══ GIVEN INFORMATION

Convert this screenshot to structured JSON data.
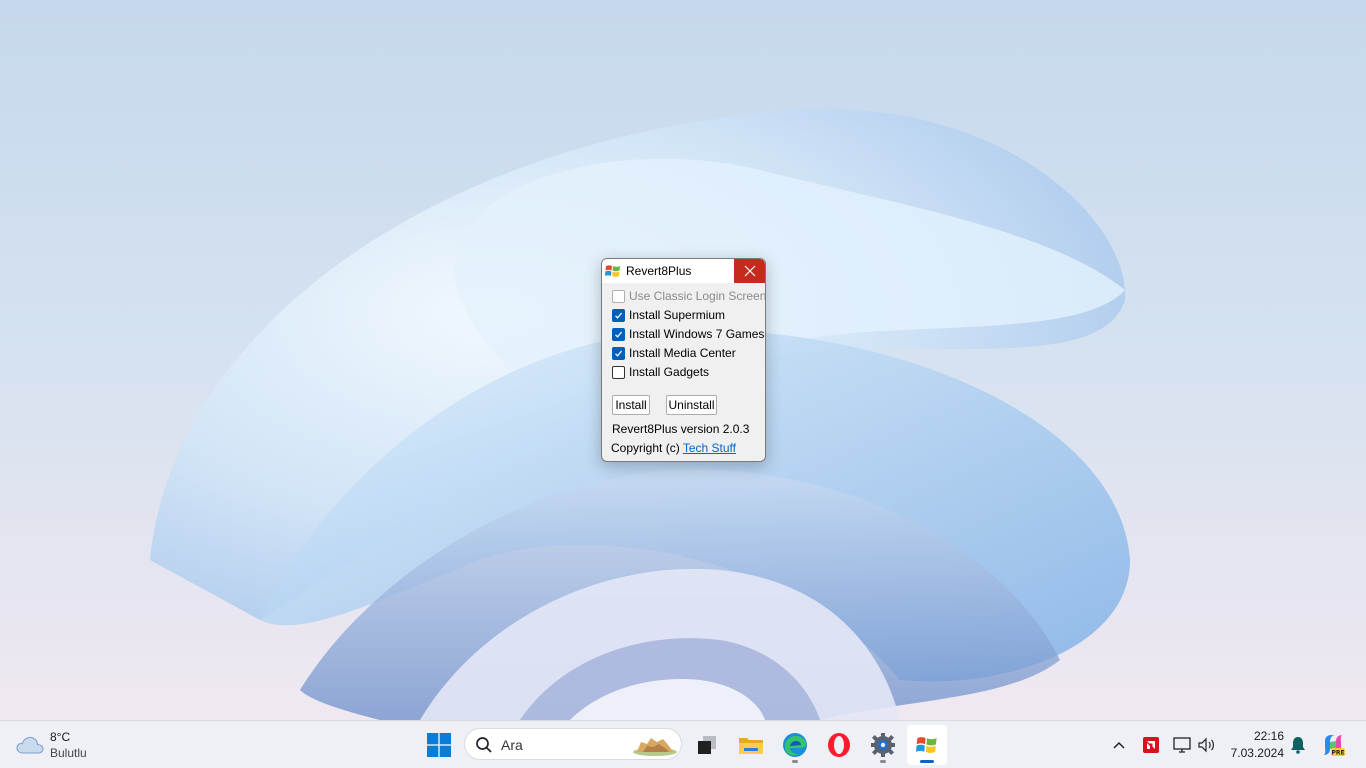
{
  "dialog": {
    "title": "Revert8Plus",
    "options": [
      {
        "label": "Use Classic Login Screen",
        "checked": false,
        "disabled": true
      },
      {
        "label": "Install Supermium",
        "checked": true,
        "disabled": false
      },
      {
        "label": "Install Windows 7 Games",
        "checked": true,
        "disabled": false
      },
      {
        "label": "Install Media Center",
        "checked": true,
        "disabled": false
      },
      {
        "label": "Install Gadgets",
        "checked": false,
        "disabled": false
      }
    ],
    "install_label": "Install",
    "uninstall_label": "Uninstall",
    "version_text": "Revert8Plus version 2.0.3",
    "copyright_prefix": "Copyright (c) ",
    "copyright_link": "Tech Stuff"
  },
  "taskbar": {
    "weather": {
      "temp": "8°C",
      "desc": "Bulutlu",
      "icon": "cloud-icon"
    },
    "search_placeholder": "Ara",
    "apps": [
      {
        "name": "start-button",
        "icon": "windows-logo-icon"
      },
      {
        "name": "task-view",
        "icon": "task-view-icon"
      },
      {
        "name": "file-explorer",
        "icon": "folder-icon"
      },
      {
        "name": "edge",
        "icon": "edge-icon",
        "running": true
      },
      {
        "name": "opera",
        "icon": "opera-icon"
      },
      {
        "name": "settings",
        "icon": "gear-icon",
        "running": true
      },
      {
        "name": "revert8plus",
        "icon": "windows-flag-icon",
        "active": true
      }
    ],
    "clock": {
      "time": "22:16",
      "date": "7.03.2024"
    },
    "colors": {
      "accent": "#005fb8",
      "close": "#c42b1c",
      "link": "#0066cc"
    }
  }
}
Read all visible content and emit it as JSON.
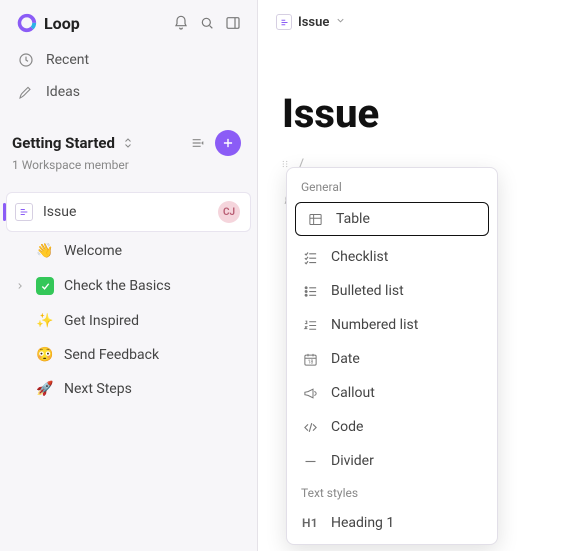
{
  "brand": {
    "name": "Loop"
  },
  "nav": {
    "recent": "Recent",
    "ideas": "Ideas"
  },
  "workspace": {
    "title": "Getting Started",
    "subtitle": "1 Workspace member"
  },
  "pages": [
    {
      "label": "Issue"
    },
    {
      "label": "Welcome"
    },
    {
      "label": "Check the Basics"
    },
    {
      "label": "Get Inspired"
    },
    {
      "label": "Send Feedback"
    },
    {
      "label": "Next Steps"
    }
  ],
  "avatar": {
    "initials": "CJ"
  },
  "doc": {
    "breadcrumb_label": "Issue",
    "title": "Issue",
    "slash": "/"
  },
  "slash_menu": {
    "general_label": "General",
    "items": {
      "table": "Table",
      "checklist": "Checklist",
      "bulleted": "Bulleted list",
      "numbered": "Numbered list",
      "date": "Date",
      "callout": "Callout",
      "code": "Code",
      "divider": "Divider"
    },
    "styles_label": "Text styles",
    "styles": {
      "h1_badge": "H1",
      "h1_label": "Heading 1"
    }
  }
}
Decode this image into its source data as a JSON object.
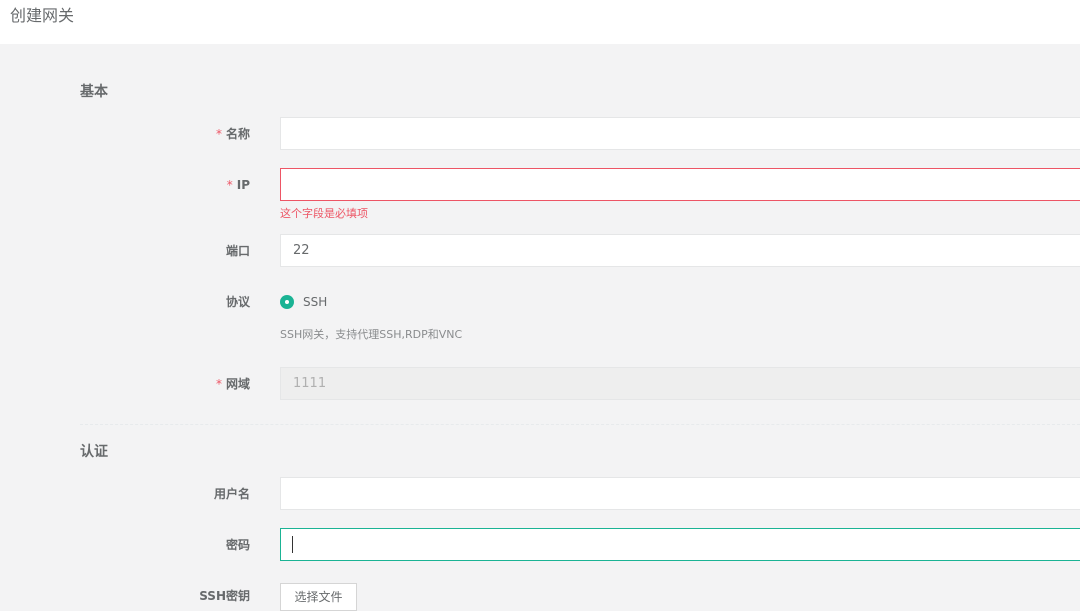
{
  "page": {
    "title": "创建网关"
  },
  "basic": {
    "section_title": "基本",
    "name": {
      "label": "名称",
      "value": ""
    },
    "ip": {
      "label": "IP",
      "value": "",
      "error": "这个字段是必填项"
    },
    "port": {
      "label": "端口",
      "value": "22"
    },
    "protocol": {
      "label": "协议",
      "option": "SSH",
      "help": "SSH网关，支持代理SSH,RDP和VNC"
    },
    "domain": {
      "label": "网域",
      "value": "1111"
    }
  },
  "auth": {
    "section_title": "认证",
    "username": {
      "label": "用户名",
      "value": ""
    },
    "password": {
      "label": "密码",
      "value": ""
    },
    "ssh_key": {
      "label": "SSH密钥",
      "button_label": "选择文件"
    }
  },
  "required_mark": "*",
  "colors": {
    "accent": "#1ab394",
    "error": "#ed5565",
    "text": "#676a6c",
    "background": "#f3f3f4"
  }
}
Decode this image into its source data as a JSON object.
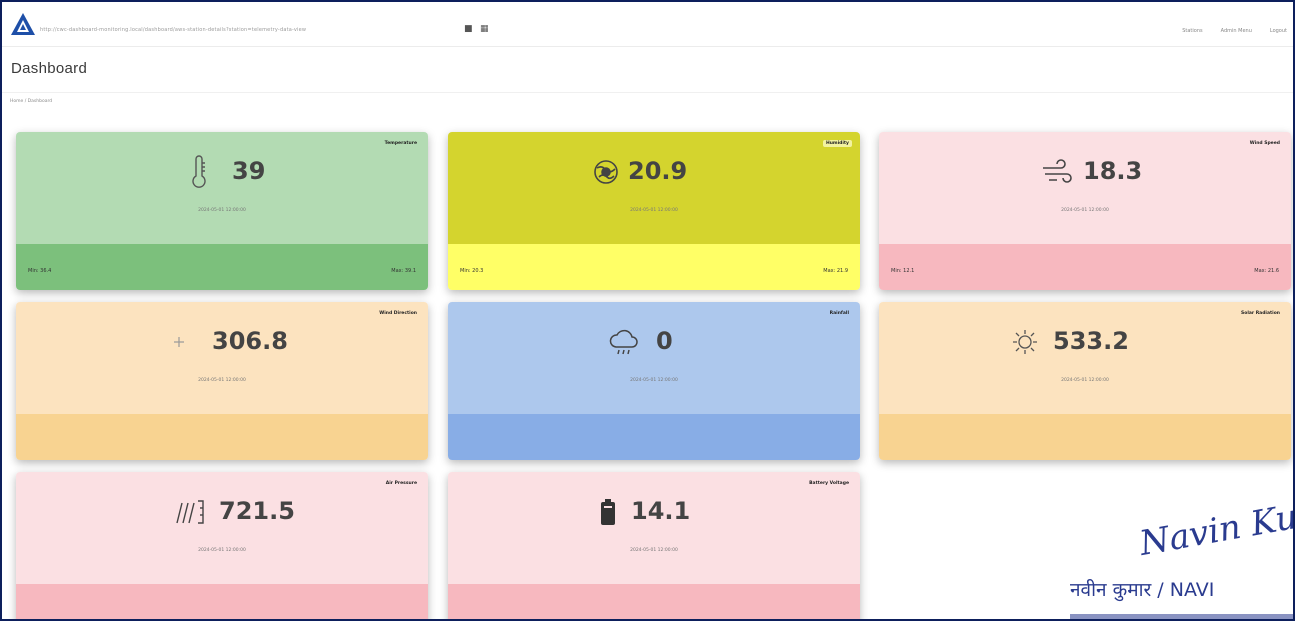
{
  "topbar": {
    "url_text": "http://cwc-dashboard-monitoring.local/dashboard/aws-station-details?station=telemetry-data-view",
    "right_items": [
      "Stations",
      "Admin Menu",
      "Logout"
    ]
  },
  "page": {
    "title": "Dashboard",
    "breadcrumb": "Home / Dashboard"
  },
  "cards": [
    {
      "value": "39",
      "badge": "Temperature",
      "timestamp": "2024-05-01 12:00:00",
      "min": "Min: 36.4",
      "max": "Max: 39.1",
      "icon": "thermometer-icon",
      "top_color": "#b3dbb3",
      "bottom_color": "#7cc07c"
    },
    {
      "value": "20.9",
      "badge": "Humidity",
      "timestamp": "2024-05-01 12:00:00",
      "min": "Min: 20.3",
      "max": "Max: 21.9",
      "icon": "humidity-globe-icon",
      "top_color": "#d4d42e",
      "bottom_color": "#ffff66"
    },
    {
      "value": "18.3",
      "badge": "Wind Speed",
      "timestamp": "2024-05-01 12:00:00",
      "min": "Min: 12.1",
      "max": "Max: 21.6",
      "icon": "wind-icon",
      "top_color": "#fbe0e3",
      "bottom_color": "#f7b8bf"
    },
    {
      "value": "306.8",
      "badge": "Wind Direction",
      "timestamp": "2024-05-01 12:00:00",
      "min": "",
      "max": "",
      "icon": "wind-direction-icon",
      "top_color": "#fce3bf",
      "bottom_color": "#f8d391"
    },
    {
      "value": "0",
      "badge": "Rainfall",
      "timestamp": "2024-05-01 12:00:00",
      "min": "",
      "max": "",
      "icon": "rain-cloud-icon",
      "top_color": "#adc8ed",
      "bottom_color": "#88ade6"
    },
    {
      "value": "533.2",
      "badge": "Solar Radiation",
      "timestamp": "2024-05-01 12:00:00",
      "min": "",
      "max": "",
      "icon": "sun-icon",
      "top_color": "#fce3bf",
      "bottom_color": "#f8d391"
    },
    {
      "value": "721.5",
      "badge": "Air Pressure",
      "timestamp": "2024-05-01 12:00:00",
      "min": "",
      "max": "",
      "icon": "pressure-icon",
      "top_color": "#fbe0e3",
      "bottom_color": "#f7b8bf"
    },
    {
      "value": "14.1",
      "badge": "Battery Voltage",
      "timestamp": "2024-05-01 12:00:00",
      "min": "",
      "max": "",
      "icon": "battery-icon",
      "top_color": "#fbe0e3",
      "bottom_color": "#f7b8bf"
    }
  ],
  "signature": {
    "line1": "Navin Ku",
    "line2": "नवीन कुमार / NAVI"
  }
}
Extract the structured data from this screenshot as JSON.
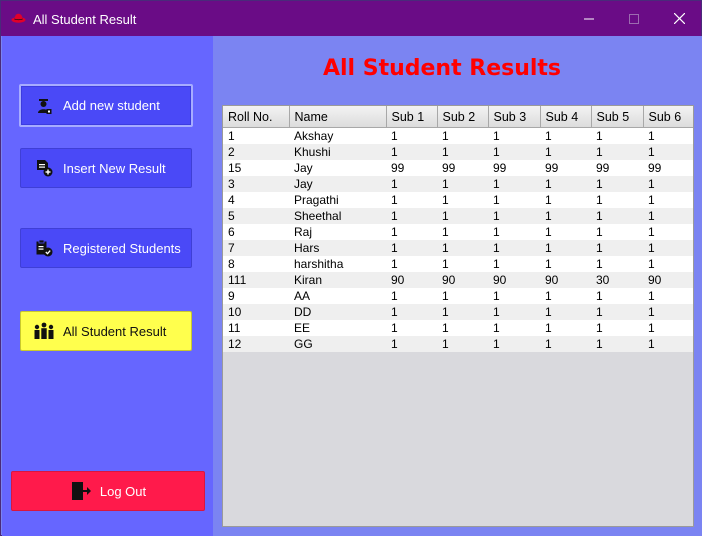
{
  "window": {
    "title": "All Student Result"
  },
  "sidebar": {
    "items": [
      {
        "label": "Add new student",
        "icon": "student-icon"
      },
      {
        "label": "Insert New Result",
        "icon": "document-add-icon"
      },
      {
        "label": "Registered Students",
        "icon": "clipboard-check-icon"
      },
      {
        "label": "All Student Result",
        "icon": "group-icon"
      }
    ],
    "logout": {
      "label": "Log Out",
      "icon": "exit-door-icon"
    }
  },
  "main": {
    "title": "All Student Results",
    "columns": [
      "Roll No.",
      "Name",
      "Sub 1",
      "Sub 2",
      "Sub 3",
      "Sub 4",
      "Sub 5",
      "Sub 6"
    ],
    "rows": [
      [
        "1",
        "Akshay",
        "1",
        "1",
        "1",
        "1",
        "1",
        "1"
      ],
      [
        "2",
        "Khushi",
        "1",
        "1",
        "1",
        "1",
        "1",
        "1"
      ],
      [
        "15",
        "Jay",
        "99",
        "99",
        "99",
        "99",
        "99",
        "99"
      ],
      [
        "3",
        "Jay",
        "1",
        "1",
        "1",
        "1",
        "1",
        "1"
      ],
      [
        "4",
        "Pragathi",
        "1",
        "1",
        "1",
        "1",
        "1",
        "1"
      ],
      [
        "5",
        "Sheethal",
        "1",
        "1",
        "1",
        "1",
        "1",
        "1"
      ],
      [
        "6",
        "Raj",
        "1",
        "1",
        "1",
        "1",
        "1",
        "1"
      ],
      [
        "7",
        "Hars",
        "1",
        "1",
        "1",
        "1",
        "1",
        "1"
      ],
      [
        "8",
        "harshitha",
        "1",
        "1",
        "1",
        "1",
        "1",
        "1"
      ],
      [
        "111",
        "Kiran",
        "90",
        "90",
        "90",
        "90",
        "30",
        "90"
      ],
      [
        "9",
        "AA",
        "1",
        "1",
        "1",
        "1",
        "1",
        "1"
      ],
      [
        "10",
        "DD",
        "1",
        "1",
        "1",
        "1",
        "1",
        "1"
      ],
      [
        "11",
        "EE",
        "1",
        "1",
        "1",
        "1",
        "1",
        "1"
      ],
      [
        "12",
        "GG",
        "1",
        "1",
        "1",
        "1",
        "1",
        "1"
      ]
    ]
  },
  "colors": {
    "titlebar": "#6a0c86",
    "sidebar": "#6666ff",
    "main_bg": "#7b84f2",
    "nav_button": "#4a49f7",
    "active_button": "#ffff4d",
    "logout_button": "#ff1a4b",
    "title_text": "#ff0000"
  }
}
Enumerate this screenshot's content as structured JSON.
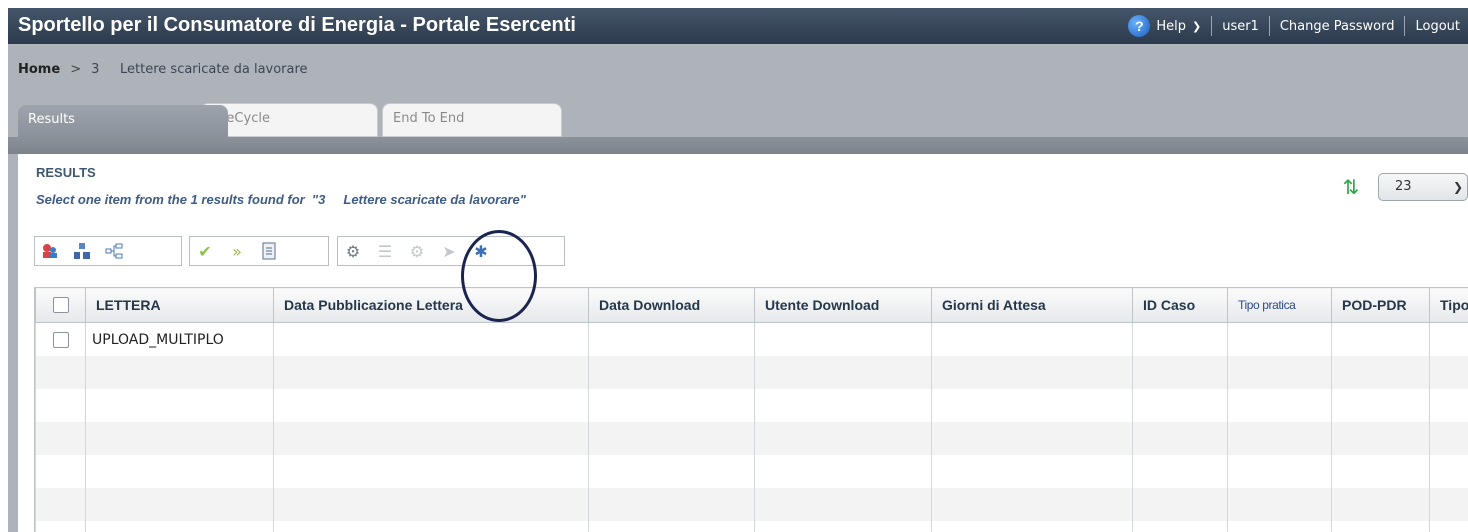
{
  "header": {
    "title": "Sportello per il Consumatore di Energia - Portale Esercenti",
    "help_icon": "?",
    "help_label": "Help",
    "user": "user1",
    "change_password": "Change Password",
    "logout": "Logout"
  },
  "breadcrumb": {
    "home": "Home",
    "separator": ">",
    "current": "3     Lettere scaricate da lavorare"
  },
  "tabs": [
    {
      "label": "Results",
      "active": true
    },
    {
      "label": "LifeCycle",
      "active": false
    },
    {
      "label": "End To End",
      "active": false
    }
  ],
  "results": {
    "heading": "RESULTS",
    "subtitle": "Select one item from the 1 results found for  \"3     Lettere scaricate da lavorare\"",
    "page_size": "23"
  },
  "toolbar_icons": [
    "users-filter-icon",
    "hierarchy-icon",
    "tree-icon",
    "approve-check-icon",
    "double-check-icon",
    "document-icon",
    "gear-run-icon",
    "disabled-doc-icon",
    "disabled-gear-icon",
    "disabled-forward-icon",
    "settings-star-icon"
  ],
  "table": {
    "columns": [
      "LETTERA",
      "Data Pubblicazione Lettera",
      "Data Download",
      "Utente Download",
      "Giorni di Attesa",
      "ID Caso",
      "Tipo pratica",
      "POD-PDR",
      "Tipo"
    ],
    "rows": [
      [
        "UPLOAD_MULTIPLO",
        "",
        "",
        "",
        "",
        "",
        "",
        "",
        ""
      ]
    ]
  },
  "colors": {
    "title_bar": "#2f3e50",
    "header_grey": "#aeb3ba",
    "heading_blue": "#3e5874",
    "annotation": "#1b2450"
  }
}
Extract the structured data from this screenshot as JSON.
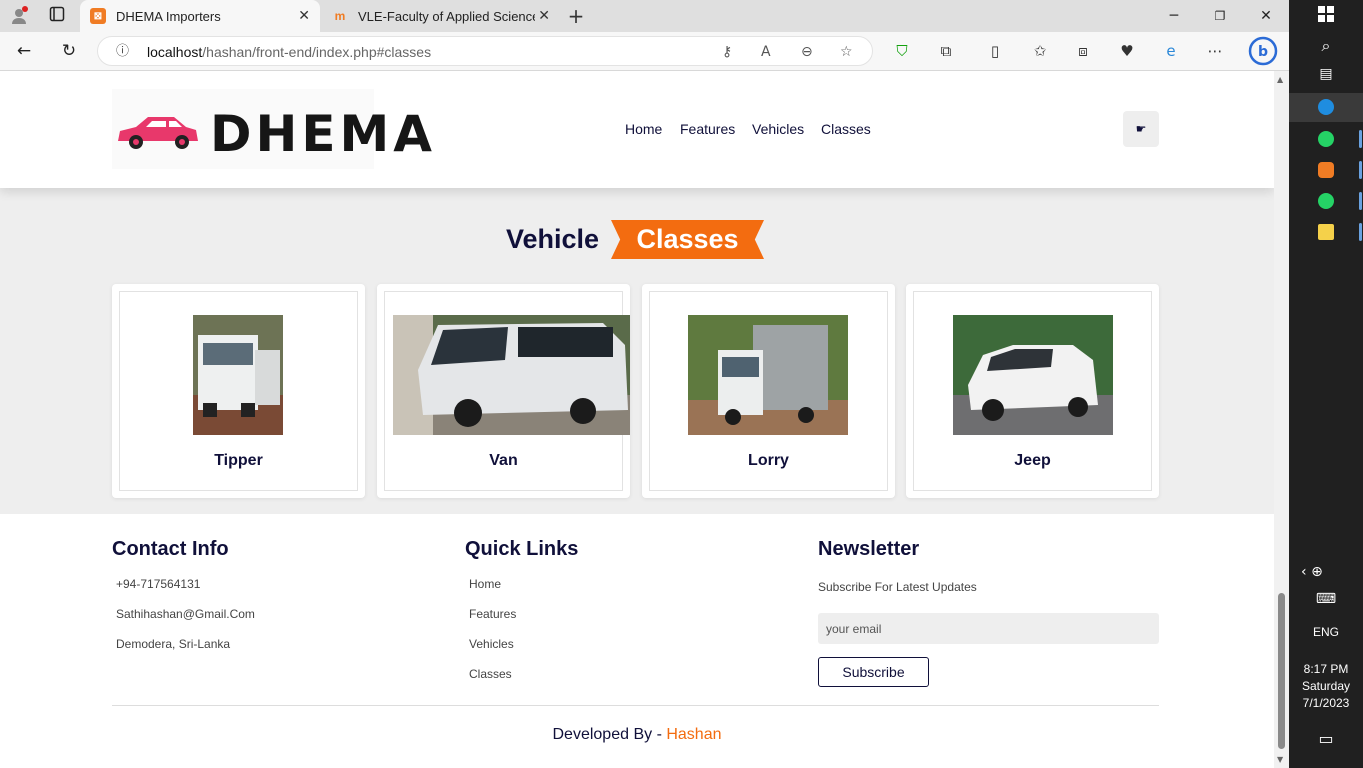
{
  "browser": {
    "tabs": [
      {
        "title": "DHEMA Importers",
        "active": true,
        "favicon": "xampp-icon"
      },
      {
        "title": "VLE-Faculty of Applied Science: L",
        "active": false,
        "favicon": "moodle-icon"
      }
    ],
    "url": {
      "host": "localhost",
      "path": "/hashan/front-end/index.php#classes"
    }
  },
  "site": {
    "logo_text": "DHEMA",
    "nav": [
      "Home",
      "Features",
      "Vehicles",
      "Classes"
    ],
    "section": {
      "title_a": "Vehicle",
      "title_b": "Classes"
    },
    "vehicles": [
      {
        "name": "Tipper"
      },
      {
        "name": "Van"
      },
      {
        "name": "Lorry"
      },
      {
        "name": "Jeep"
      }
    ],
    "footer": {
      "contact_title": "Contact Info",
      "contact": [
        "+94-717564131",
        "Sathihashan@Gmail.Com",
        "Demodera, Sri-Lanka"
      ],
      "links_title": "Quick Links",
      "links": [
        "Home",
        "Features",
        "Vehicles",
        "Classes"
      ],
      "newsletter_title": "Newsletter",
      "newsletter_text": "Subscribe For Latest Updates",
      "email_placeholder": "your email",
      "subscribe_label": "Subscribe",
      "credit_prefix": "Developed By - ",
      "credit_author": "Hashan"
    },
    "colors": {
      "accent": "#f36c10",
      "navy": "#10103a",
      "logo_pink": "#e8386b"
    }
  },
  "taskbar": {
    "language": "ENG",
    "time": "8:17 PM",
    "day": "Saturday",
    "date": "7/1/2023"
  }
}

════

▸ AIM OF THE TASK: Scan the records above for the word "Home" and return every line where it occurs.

▸ ANSWER SPACE:
    "breadcrumb": "Home / Dashboard"
    "home": "Home",
      "Home",
        "Home",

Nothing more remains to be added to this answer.